Identifying weak values with intrinsic dynamical properties in modal theories.* Physical Review A,*
*103*(5): 052219. doi:10.1103/PhysRevA.103.052219.

Cite as: http://hdl.handle.net/21.11116/0000-0008-AE7E-8

##### Abstract

The so-called eigenvalue-eigenstate link states that no property can be associated to a quantum system unless it is in an eigenstate of the corresponding operator. This precludes the assignation of properties to unmeasured quantum systems in general. This arbitrary limitation of orthodox quantum mechanics generates many puzzling situations such as for example the impossibility to uniquely define a work distribution, an essential building block of quantum thermodynamics. Alternatively, modal theories (e.g., Bohmian mechanics) provide an ontology that always allows one to define intrinsic properties, i.e., properties of quantum systems that are detached from any possible measuring context. We prove here that Aharonov, Albert, and Vaidman's notion of a weak value can always be identified with an intrinsic dynamical property of a quantum system defined in a certain modal theory. Furthermore, the fact that weak values are experimentally accessible (as an ensemble average of weak measurements which are postselected by a strong measurement) strengthens the idea that understanding the intrinsic (unperturbed) dynamics of quantum systems is possible and useful in a given modal theory.

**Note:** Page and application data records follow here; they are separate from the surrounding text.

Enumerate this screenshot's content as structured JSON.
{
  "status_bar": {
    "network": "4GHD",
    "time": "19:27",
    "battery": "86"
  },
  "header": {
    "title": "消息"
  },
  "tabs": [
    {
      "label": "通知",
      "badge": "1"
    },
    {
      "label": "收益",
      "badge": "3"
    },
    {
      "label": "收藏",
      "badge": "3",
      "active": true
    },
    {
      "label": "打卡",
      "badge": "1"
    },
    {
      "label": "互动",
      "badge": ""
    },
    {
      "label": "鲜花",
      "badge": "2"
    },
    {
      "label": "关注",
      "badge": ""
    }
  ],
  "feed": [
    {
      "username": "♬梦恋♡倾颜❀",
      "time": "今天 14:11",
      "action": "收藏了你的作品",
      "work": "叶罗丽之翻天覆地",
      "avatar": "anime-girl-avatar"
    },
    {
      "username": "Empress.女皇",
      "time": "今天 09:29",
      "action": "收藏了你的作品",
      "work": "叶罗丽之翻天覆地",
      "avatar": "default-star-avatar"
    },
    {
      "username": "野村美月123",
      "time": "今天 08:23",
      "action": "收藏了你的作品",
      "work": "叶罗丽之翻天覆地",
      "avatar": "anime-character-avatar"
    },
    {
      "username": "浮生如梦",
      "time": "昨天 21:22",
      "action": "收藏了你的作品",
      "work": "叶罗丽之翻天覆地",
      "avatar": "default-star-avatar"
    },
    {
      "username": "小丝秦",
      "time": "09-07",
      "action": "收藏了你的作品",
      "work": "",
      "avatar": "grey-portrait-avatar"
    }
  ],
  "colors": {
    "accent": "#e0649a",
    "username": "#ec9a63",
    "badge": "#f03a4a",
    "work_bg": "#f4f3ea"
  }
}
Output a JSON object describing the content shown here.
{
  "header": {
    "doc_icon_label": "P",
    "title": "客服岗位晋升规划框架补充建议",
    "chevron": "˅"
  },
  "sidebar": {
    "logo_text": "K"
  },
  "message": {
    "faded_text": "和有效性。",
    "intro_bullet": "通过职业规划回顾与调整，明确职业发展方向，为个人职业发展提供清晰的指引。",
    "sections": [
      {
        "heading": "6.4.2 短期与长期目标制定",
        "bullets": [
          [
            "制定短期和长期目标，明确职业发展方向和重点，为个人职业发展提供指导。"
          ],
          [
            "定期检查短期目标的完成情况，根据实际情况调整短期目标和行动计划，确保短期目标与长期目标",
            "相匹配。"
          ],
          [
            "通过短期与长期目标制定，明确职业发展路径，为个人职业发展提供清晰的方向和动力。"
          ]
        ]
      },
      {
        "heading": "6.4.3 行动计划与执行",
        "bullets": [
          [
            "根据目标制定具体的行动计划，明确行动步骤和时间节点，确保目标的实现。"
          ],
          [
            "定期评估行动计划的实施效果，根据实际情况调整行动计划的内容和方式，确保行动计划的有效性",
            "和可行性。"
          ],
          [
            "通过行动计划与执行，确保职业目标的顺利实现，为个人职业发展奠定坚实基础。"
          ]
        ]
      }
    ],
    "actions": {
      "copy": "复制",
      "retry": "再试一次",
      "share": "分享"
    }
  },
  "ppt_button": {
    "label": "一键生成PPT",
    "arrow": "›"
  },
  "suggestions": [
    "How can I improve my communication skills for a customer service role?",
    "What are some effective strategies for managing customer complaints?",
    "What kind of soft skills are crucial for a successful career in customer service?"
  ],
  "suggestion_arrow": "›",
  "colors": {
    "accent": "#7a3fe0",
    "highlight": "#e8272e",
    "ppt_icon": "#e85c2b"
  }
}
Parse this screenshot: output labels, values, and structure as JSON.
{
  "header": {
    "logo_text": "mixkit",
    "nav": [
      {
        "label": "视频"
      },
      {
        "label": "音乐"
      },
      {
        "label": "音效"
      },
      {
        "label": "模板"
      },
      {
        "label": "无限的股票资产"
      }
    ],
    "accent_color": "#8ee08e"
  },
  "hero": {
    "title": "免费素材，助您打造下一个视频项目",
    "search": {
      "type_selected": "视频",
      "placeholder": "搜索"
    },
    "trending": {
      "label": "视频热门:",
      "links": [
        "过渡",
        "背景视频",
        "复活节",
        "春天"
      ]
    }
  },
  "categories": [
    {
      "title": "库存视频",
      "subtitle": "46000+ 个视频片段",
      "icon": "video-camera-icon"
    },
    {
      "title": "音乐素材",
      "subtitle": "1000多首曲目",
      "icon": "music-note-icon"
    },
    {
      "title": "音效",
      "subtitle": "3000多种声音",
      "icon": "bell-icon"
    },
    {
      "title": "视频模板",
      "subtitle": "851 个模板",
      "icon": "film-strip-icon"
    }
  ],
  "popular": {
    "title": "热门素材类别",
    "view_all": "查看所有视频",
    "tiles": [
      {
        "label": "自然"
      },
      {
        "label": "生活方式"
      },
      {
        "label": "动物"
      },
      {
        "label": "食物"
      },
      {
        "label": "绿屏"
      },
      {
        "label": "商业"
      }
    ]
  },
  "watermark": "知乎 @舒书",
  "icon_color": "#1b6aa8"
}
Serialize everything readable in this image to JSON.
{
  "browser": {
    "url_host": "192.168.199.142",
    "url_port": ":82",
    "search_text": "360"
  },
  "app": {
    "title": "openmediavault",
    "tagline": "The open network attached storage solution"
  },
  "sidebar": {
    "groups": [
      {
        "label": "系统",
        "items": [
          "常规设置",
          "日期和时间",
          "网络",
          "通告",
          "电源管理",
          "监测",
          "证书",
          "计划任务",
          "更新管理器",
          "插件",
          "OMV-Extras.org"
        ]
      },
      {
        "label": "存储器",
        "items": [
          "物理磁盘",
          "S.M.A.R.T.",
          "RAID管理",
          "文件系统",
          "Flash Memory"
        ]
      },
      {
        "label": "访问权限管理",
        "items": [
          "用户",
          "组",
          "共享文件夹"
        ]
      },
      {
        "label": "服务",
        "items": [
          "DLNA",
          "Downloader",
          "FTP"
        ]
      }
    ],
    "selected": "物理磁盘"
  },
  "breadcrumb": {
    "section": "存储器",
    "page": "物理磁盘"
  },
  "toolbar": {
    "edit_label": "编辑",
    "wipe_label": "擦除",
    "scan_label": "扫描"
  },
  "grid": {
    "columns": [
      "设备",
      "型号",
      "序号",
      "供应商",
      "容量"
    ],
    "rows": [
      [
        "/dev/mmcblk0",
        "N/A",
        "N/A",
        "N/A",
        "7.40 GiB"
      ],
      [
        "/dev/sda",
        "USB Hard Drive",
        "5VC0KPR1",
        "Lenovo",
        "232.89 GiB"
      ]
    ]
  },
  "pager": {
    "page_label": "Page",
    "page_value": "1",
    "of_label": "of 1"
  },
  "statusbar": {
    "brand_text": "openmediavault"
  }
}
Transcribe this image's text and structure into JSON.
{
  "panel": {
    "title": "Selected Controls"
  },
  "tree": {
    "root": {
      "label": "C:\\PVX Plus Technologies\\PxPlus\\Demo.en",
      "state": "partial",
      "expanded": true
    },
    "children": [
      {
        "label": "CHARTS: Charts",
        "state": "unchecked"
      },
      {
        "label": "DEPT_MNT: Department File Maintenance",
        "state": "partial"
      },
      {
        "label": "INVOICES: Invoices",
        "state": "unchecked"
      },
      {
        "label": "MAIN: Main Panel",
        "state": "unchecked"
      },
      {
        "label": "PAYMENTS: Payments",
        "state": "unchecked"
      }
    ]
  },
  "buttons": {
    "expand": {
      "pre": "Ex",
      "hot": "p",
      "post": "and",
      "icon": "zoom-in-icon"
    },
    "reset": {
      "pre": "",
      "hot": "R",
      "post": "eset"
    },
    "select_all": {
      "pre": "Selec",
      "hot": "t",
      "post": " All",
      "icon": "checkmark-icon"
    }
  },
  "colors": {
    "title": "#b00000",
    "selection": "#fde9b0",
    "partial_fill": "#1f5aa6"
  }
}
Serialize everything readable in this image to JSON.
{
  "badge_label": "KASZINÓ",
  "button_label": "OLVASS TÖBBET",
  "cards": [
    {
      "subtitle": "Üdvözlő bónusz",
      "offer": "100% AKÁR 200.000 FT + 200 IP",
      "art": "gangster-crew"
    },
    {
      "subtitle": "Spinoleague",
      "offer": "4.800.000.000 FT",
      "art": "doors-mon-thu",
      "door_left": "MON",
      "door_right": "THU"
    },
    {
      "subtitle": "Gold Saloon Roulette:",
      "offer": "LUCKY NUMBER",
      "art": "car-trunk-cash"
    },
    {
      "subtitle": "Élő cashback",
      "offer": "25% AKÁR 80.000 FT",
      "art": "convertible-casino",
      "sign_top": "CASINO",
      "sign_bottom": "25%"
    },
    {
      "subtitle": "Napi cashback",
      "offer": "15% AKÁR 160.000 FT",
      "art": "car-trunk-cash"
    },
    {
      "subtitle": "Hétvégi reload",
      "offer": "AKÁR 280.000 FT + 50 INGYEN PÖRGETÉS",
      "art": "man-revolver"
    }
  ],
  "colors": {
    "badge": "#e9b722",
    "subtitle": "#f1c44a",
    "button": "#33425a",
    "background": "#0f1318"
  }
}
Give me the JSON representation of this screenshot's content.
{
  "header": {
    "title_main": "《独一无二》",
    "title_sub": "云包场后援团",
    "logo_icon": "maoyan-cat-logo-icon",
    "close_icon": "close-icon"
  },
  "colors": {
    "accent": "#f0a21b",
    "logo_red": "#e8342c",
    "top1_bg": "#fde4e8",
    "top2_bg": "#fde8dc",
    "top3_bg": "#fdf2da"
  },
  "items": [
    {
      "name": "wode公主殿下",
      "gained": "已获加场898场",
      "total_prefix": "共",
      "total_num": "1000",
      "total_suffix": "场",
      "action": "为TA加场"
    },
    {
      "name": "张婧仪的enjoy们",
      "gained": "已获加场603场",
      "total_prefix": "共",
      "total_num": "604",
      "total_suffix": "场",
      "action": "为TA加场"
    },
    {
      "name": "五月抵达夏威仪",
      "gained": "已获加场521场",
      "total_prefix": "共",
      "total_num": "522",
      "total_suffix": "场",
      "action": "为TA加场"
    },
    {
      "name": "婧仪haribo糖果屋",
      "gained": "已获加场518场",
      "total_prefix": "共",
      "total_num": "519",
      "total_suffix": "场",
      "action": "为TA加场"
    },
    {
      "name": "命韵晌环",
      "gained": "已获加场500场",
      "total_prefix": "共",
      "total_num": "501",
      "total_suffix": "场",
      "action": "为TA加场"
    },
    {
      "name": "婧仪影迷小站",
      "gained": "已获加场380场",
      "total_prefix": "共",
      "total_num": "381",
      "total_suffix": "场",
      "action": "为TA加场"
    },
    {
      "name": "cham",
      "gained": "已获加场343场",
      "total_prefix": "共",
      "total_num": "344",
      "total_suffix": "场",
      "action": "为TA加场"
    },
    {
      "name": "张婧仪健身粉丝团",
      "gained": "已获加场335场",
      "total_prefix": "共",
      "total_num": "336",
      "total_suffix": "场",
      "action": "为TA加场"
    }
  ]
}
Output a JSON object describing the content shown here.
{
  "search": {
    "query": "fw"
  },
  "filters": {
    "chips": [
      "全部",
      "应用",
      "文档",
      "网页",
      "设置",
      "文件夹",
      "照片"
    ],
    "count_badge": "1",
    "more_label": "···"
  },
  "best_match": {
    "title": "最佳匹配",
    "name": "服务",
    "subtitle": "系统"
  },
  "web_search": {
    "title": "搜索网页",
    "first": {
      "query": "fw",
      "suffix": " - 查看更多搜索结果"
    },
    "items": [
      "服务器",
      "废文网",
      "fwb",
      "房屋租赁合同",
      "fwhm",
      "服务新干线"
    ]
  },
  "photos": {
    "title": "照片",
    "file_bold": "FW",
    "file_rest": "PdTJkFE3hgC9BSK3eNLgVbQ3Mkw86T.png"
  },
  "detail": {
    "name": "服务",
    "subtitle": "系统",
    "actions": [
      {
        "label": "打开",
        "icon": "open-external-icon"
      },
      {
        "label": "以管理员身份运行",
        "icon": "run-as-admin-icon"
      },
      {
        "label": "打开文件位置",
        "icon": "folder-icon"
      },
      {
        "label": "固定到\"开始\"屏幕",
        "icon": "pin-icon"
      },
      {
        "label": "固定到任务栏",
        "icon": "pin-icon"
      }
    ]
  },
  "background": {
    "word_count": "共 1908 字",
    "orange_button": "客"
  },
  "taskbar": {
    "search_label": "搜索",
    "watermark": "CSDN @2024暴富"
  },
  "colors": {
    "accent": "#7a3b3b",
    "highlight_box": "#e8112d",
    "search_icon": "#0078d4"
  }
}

As examples of the physical soundness of these intrinsic properties, we discuss three intrinsic Bohmian properties, viz., the dwell time, the work distribution, and the quantum noise at high frequencies.